▶ **Work order**:
From the records, pick out and copy each line containing "name".

----- Recorded information

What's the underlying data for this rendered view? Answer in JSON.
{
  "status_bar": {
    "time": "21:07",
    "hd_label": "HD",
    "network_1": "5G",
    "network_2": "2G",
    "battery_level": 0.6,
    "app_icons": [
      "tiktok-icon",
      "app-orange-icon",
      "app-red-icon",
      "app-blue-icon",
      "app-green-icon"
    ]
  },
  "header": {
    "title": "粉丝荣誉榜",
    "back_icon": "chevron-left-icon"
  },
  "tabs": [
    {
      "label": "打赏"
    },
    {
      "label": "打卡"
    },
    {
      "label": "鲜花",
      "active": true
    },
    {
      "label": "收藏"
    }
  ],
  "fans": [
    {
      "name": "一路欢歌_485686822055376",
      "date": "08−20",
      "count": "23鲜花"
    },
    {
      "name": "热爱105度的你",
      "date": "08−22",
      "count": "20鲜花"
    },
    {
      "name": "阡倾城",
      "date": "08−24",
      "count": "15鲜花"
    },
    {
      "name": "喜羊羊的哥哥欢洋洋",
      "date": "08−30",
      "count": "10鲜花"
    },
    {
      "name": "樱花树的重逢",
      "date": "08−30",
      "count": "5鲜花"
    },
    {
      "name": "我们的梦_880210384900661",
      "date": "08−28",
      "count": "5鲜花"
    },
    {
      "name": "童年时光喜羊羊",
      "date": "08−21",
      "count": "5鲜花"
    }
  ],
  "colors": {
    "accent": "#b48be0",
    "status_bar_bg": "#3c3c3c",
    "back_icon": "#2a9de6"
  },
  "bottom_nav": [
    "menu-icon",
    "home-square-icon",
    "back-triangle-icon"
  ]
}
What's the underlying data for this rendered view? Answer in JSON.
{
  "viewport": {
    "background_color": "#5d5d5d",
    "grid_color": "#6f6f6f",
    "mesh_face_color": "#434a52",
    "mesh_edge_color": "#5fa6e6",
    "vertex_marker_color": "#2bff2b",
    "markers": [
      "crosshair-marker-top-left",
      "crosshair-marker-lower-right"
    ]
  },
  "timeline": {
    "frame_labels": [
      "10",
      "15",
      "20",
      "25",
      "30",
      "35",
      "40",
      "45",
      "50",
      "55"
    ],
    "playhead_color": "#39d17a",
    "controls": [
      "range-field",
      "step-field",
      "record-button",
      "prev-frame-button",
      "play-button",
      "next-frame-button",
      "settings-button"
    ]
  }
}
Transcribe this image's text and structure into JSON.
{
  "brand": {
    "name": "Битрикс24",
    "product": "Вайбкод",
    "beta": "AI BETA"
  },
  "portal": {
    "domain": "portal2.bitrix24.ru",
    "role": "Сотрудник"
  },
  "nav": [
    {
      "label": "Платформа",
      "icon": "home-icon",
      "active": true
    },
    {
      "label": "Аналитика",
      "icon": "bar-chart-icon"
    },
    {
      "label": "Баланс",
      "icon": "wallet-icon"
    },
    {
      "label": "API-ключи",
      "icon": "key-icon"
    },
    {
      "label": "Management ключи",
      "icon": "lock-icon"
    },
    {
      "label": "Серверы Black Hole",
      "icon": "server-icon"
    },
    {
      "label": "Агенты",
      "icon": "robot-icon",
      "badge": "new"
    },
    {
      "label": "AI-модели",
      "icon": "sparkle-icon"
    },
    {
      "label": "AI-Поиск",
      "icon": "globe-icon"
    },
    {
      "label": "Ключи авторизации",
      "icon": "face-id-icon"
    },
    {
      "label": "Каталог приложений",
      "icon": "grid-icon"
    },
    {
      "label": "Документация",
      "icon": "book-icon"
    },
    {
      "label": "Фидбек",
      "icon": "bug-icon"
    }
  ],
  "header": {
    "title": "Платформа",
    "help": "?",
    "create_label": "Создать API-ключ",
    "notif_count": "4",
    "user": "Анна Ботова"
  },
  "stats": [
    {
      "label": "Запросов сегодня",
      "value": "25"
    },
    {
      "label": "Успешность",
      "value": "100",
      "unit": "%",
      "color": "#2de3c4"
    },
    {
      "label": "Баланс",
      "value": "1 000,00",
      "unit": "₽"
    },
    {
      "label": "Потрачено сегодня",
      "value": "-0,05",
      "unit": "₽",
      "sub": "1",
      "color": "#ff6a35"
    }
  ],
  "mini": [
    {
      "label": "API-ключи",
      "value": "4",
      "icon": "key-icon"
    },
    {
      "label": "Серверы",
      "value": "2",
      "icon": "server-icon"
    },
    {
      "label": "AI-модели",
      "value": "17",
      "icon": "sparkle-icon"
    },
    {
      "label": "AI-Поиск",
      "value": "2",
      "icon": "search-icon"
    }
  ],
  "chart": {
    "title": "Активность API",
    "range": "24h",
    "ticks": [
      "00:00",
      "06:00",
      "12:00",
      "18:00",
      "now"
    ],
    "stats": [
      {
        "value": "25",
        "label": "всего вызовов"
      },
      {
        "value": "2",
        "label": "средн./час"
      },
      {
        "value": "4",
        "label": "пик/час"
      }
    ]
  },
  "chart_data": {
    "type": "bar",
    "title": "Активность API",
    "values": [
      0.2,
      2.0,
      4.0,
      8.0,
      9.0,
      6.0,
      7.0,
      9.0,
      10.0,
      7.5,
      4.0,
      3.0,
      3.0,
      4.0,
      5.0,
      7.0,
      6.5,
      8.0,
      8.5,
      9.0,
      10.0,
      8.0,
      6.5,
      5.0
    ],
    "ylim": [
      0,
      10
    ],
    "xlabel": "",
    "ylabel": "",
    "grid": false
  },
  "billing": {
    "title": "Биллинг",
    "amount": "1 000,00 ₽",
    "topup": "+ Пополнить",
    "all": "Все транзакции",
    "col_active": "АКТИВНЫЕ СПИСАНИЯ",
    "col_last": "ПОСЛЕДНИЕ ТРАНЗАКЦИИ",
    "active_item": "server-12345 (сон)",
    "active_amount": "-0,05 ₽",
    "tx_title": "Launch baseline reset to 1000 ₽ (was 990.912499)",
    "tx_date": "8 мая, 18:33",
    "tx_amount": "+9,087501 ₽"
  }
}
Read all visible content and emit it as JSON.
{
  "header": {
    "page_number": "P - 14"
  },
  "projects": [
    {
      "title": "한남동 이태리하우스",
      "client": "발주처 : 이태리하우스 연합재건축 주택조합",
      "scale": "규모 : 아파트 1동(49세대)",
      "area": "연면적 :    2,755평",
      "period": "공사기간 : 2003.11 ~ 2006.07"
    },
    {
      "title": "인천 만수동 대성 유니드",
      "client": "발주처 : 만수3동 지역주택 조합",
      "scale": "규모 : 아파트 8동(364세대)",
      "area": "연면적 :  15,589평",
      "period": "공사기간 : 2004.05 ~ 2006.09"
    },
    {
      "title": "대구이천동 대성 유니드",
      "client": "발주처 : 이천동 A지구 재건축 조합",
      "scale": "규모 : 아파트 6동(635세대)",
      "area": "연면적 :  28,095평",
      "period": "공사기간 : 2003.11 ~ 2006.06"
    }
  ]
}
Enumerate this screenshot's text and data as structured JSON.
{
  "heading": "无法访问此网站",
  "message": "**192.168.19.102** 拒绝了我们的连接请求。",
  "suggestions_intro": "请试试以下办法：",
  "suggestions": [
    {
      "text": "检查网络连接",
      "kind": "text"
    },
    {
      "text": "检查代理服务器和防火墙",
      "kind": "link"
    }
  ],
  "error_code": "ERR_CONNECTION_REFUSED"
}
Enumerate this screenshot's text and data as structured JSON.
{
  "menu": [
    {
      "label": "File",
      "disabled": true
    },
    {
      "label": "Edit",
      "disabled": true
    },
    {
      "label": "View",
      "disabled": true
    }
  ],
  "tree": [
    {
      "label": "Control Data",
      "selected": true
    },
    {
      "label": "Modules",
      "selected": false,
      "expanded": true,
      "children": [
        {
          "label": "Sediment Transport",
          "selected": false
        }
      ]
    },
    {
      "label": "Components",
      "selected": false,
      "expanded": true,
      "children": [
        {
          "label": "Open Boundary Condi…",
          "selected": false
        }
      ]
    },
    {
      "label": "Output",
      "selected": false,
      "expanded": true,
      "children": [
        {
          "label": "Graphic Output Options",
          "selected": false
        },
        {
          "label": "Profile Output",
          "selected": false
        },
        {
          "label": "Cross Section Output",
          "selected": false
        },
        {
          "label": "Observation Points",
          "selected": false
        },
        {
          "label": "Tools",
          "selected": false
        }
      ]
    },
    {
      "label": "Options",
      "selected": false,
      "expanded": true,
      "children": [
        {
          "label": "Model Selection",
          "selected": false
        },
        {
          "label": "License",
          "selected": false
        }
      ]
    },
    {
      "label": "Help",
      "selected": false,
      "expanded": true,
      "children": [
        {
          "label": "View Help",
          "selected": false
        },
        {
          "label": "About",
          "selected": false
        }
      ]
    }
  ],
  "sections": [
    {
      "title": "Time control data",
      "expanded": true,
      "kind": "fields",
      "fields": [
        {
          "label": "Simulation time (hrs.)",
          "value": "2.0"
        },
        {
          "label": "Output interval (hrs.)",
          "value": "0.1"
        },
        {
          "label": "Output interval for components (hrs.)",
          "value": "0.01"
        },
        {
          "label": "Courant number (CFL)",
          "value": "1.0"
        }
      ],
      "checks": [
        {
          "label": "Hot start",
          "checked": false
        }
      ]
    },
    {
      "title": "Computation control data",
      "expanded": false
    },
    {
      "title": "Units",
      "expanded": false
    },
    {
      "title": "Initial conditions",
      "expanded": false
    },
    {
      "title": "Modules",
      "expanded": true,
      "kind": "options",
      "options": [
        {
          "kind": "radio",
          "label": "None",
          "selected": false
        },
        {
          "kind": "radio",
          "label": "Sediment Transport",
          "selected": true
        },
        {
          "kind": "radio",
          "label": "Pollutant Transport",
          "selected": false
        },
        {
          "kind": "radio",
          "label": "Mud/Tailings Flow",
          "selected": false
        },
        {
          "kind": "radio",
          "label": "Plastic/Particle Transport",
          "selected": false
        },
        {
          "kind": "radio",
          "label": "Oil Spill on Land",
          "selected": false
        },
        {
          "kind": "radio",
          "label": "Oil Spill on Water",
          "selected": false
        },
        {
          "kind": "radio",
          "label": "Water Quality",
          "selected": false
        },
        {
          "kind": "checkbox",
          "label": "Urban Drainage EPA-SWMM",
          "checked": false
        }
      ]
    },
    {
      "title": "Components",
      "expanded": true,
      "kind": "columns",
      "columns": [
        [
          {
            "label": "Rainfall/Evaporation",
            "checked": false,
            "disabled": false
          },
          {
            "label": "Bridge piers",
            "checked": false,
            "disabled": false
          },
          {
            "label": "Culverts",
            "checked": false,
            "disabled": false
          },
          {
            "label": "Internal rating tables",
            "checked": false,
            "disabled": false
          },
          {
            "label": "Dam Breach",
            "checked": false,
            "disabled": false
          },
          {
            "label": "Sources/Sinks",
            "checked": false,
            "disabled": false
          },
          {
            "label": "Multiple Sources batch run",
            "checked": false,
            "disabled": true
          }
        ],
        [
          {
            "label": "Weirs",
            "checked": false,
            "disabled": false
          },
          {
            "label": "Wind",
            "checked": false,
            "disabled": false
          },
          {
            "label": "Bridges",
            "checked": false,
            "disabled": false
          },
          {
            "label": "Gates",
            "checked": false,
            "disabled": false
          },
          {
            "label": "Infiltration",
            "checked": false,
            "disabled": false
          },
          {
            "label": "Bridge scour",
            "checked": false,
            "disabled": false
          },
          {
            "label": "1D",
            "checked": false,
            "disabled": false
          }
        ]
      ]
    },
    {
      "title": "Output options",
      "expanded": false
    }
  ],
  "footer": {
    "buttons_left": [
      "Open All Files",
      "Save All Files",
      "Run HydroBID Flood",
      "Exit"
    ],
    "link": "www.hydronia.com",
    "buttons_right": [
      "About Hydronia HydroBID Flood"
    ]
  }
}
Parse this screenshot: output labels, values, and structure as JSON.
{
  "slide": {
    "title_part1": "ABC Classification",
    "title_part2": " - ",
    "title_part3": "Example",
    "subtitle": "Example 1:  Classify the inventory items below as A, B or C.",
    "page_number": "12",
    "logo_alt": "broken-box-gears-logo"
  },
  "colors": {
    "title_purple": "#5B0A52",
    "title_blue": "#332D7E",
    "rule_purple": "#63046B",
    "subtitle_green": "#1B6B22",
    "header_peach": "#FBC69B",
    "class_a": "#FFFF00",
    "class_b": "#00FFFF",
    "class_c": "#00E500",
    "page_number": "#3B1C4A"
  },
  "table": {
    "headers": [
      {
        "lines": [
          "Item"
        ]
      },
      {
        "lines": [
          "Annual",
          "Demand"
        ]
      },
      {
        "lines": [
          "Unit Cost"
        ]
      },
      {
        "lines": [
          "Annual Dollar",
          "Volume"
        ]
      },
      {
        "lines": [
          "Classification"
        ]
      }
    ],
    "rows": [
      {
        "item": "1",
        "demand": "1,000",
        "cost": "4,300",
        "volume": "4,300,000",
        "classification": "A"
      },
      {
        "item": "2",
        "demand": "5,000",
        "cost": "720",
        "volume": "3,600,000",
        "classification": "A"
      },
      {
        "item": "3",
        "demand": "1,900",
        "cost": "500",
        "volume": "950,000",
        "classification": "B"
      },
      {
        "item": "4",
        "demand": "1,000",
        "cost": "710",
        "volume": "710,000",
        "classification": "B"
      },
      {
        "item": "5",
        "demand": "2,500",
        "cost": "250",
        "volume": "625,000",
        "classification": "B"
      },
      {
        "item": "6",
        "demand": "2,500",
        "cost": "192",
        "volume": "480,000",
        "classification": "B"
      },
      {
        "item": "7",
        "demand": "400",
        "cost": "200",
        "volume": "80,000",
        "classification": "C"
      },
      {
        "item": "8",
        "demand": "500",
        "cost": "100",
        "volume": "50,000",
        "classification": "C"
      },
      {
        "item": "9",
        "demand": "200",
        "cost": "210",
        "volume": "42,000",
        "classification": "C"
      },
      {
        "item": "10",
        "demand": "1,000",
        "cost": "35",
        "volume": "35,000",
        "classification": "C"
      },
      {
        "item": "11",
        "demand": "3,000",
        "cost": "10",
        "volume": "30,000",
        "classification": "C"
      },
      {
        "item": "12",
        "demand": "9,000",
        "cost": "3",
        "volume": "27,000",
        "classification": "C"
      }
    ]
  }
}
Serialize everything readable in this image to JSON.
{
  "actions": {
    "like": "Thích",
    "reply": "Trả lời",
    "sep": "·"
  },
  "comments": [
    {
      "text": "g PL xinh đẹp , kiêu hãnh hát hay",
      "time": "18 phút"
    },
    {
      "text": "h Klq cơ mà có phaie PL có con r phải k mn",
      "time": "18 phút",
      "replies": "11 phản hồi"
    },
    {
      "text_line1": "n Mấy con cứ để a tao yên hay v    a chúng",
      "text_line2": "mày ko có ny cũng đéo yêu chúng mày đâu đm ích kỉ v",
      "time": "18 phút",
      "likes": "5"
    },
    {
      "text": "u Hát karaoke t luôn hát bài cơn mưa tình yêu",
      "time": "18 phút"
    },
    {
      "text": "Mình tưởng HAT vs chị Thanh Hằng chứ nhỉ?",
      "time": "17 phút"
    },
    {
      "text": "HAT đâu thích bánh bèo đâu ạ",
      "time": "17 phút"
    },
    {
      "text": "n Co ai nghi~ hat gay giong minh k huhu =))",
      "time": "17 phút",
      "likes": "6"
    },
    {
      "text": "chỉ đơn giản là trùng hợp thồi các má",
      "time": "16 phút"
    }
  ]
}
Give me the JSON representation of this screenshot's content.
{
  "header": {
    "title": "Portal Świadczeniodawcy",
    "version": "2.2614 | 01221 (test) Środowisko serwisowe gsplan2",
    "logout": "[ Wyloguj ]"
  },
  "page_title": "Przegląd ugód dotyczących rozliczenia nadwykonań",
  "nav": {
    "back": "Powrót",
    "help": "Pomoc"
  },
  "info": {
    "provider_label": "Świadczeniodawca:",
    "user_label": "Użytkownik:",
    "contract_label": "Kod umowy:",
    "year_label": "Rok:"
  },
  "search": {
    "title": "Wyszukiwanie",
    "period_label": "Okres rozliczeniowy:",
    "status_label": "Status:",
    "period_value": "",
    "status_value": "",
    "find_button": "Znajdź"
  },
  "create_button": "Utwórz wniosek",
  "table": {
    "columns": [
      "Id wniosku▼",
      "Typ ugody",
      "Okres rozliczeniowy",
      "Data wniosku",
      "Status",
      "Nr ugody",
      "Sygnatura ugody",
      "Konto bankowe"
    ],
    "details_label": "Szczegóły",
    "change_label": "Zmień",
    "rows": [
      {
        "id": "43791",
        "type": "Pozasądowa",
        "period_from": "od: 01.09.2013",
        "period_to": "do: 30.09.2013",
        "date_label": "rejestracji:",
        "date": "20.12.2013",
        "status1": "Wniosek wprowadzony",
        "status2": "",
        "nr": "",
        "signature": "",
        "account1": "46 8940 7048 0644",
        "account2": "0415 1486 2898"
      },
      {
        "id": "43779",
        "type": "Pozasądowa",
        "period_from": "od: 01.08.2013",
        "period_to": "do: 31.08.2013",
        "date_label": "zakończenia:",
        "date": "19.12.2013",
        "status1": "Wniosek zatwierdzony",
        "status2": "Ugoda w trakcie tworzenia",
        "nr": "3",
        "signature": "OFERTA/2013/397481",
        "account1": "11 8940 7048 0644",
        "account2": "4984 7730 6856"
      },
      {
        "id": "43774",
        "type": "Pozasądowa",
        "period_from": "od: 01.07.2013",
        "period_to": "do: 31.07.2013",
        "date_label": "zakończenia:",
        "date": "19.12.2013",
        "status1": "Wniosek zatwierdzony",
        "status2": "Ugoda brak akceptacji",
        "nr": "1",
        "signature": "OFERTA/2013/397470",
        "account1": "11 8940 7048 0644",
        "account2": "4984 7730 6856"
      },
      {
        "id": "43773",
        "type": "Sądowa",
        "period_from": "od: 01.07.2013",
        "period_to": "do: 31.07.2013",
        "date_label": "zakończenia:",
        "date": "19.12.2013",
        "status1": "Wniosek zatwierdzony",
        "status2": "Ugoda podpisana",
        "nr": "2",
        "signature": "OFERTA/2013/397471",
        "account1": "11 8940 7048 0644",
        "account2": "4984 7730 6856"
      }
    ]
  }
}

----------

▶ **Answer to the exercise**:
      "name": "一路欢歌_485686822055376",
      "name": "热爱105度的你",
      "name": "阡倾城",
      "name": "喜羊羊的哥哥欢洋洋",
      "name": "樱花树的重逢",
      "name": "我们的梦_880210384900661",
      "name": "童年时光喜羊羊",
    "name": "Битрикс24",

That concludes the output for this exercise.